**Work item**
Say how many lines in the entries contain "Teamschnitt", giving only the number.

**Data for this task**
□ □ □ □ □
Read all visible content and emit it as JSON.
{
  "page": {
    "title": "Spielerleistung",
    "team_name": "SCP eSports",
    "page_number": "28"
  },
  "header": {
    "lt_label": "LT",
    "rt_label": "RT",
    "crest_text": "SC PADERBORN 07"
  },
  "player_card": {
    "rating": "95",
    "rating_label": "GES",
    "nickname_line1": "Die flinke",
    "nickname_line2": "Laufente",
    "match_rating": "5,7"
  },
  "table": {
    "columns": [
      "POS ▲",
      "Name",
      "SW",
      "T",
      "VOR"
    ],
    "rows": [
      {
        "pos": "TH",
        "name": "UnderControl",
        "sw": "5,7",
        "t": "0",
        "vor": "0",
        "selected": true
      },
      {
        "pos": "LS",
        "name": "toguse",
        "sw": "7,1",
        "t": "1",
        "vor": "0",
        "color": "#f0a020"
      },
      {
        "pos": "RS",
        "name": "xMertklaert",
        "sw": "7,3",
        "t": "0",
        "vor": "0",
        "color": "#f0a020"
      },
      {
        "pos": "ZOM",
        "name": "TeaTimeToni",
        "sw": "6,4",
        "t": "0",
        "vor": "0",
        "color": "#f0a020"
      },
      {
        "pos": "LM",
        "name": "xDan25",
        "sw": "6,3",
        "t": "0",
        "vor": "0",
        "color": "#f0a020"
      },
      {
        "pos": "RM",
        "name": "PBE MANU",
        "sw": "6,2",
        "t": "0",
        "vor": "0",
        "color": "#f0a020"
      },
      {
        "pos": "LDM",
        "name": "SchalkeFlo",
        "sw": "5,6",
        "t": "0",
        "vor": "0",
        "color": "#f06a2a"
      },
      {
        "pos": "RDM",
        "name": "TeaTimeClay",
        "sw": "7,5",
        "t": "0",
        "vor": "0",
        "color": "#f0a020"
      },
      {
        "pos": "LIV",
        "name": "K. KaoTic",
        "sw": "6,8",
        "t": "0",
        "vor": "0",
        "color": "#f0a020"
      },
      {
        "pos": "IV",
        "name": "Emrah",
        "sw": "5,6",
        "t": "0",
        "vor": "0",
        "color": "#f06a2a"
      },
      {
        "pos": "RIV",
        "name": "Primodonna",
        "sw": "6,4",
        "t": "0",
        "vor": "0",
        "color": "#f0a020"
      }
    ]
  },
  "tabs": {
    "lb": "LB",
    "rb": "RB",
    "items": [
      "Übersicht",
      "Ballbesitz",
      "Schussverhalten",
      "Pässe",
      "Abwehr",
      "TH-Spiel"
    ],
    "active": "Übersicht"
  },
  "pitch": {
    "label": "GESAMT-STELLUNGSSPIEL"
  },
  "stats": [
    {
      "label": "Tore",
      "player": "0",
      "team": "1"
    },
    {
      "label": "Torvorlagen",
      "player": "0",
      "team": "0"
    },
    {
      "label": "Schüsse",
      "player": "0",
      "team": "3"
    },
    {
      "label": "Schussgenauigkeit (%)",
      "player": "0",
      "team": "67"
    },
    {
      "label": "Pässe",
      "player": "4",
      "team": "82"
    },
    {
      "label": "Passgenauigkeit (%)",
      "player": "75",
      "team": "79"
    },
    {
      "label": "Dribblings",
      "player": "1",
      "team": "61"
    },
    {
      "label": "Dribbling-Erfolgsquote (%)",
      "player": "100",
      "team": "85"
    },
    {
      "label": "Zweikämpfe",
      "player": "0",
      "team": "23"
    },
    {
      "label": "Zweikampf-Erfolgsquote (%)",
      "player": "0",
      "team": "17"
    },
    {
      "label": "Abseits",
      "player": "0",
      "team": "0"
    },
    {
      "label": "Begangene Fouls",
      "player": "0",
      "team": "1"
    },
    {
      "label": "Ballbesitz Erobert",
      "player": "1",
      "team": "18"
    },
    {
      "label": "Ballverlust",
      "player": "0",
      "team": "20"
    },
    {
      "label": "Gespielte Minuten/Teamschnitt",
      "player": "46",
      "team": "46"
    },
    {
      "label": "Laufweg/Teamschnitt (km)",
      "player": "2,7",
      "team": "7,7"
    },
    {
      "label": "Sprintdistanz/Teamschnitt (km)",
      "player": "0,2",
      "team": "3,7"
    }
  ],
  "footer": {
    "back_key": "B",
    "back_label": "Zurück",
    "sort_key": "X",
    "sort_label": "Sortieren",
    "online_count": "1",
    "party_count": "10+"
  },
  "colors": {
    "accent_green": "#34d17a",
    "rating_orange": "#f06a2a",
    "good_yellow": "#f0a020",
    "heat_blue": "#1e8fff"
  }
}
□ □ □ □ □
**Result for this exercise**
3